Return all of the entries exactly as written.
*** Supplied records Section Begins ***
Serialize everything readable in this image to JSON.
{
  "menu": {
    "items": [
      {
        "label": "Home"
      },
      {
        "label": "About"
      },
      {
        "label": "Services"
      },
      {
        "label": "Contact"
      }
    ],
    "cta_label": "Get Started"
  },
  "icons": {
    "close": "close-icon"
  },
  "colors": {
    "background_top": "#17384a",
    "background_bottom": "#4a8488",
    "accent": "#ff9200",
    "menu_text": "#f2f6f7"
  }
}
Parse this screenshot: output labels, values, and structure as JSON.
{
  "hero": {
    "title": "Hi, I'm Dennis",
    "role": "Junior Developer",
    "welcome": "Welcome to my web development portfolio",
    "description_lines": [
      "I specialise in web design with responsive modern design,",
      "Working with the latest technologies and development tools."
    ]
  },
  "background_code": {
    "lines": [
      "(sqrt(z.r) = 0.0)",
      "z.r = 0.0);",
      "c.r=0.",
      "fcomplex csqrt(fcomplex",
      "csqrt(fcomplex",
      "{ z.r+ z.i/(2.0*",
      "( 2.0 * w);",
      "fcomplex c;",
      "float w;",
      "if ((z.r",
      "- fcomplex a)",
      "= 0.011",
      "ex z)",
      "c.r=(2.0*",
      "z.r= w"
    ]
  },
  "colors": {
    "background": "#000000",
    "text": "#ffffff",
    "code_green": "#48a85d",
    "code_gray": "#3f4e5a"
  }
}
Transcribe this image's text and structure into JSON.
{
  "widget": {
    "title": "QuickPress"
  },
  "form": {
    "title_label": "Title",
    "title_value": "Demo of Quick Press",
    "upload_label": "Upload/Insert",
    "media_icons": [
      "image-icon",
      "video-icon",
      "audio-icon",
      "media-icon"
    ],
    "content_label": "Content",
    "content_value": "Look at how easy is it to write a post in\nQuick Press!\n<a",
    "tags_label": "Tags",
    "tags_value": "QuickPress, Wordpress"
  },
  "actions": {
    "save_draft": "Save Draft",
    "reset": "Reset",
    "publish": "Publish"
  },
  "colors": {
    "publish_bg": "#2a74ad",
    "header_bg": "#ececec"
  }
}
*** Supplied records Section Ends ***
## Output
Serialize everything readable in this image to JSON.
{
  "menu": {
    "items": [
      {
        "label": "Home"
      },
      {
        "label": "About"
      },
      {
        "label": "Services"
      },
      {
        "label": "Contact"
      }
    ],
    "cta_label": "Get Started"
  },
  "icons": {
    "close": "close-icon"
  },
  "colors": {
    "background_top": "#17384a",
    "background_bottom": "#4a8488",
    "accent": "#ff9200",
    "menu_text": "#f2f6f7"
  }
}
Parse this screenshot: output labels, values, and structure as JSON.
{
  "hero": {
    "title": "Hi, I'm Dennis",
    "role": "Junior Developer",
    "welcome": "Welcome to my web development portfolio",
    "description_lines": [
      "I specialise in web design with responsive modern design,",
      "Working with the latest technologies and development tools."
    ]
  },
  "background_code": {
    "lines": [
      "(sqrt(z.r) = 0.0)",
      "z.r = 0.0);",
      "c.r=0.",
      "fcomplex csqrt(fcomplex",
      "csqrt(fcomplex",
      "{ z.r+ z.i/(2.0*",
      "( 2.0 * w);",
      "fcomplex c;",
      "float w;",
      "if ((z.r",
      "- fcomplex a)",
      "= 0.011",
      "ex z)",
      "c.r=(2.0*",
      "z.r= w"
    ]
  },
  "colors": {
    "background": "#000000",
    "text": "#ffffff",
    "code_green": "#48a85d",
    "code_gray": "#3f4e5a"
  }
}
Transcribe this image's text and structure into JSON.
{
  "widget": {
    "title": "QuickPress"
  },
  "form": {
    "title_label": "Title",
    "title_value": "Demo of Quick Press",
    "upload_label": "Upload/Insert",
    "media_icons": [
      "image-icon",
      "video-icon",
      "audio-icon",
      "media-icon"
    ],
    "content_label": "Content",
    "content_value": "Look at how easy is it to write a post in\nQuick Press!\n<a",
    "tags_label": "Tags",
    "tags_value": "QuickPress, Wordpress"
  },
  "actions": {
    "save_draft": "Save Draft",
    "reset": "Reset",
    "publish": "Publish"
  },
  "colors": {
    "publish_bg": "#2a74ad",
    "header_bg": "#ececec"
  }
}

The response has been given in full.